Despite all this violence, both Farringdon and Smithfields have managed to retain an air of mystery and fascination. These two areas of London are steeped in history, and their bloody pasts only add to their allure. For those with a taste for the macabre, Farringdon and Smithfields are definitely worth a visit.
If you want to learn more about London’s gruesome past, or are interested in the stories of courage and defiance that have been written in its blood, then book your tickets now.
Georgian London – Dates in February, March and April
The Georgian period was considered to be elegant and polite.
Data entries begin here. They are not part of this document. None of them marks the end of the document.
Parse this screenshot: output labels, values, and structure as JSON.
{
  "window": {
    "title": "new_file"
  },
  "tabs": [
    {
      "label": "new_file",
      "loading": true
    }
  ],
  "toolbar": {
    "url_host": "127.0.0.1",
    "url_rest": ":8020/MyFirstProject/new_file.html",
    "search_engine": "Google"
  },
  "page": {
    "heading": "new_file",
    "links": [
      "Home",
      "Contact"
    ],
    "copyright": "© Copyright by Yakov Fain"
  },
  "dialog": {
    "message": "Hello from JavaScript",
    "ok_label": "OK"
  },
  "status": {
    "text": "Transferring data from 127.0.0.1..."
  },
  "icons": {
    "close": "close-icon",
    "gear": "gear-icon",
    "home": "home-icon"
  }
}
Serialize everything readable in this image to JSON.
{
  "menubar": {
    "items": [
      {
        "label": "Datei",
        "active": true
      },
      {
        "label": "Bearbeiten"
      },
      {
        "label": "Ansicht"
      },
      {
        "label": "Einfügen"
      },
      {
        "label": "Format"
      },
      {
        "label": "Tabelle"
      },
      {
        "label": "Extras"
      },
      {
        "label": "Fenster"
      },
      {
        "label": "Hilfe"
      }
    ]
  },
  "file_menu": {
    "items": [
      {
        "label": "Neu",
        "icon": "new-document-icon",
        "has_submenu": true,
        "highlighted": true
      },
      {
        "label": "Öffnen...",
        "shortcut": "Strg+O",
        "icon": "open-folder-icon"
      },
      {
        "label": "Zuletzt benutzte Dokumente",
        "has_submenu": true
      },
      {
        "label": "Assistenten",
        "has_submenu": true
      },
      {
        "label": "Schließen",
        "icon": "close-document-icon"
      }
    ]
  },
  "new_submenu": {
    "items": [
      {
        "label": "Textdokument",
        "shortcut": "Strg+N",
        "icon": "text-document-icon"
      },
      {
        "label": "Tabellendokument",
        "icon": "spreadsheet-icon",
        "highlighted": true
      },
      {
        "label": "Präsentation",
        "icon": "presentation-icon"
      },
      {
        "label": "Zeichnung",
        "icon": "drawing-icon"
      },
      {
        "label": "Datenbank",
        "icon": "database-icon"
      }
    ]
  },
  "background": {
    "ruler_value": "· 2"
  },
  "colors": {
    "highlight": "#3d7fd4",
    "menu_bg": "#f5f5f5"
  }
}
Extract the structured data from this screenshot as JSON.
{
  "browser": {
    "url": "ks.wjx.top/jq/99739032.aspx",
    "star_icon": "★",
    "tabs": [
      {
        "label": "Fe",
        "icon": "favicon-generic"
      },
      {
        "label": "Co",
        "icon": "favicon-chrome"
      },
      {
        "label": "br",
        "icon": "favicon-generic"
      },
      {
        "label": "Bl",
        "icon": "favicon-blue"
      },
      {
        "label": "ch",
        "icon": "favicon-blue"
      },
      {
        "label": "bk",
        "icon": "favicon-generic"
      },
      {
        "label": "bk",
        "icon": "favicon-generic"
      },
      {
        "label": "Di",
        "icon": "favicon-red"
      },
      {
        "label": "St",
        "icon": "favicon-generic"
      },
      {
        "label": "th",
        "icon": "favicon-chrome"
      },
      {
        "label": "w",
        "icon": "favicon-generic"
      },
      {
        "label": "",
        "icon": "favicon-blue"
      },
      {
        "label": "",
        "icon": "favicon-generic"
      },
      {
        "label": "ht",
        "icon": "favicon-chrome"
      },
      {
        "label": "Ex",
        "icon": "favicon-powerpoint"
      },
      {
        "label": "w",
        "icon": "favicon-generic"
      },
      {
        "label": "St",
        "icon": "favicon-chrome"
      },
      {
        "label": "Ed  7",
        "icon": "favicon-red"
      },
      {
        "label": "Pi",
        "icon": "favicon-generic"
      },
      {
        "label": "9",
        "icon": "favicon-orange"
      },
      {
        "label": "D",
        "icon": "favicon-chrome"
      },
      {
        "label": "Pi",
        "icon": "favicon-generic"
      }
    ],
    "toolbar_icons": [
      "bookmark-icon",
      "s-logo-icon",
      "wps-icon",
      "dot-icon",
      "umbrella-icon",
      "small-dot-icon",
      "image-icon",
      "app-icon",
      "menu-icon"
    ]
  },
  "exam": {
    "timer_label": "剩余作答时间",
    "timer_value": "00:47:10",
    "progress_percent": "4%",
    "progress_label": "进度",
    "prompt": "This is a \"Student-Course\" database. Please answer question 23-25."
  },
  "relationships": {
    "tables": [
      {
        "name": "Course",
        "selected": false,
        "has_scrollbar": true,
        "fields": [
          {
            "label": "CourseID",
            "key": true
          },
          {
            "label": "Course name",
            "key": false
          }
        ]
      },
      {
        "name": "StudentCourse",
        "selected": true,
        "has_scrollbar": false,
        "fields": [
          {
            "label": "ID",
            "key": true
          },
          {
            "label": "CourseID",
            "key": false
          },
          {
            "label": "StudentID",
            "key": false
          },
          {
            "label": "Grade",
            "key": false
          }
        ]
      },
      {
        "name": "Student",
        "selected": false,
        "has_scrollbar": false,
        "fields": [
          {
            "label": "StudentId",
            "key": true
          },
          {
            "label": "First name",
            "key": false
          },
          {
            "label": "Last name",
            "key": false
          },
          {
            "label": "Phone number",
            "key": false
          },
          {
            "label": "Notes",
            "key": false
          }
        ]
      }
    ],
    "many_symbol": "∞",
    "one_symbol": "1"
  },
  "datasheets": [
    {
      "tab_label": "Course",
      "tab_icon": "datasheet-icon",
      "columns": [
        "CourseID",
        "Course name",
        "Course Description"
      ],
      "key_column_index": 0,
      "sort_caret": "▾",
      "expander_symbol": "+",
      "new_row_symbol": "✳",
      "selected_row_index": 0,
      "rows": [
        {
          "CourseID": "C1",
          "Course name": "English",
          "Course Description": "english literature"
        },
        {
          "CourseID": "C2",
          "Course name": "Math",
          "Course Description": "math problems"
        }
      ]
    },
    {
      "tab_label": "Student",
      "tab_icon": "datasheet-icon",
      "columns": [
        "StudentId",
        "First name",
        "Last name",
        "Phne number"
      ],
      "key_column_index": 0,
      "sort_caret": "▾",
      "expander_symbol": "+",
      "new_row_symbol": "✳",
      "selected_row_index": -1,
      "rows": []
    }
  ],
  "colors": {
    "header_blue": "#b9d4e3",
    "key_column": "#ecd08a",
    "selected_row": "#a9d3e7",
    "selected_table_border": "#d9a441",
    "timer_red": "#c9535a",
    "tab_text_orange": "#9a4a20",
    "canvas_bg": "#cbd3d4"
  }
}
A new type of society had emerged in Britain; a more free, diverse and enlightened society.
On this London walking tour, Hazel will take you back to the days when the surrounding area had a raucous reputation and see how it transformed from a place to be avoided at all costs to a most desirable postcode.
A Road to Ruin – Sunday 26th February and Saturday 1 April
The perfect guided walk for those with a keen interest in history, London and alcohol.
The walking tour ventures through Clerkenwell, historically an area of gin and beer production.
Delve into the past & investigate the relationship between different classes of society in London and what this meant for the alcohol they were able to drink. What was the impact of production and consumption of alcohol? How did artists depict society and the expectations put on the different classes?
Oliver Twist Walk – Sunday 19th February
his Oliver Twist walking tour follows the footsteps of Oliver Twist and Artful Dodger as they make their way through London to reach Fagin’s lair, just like in Charles Dickens’ novel “Oliver Twist.”
You can’t be too stealthy in London, especially if you want to avoid being caught by the police. The Artful Dodger and Oliver would have needed this skill when they headed into Fagin’s lair.
Our next newsletter will be in early February.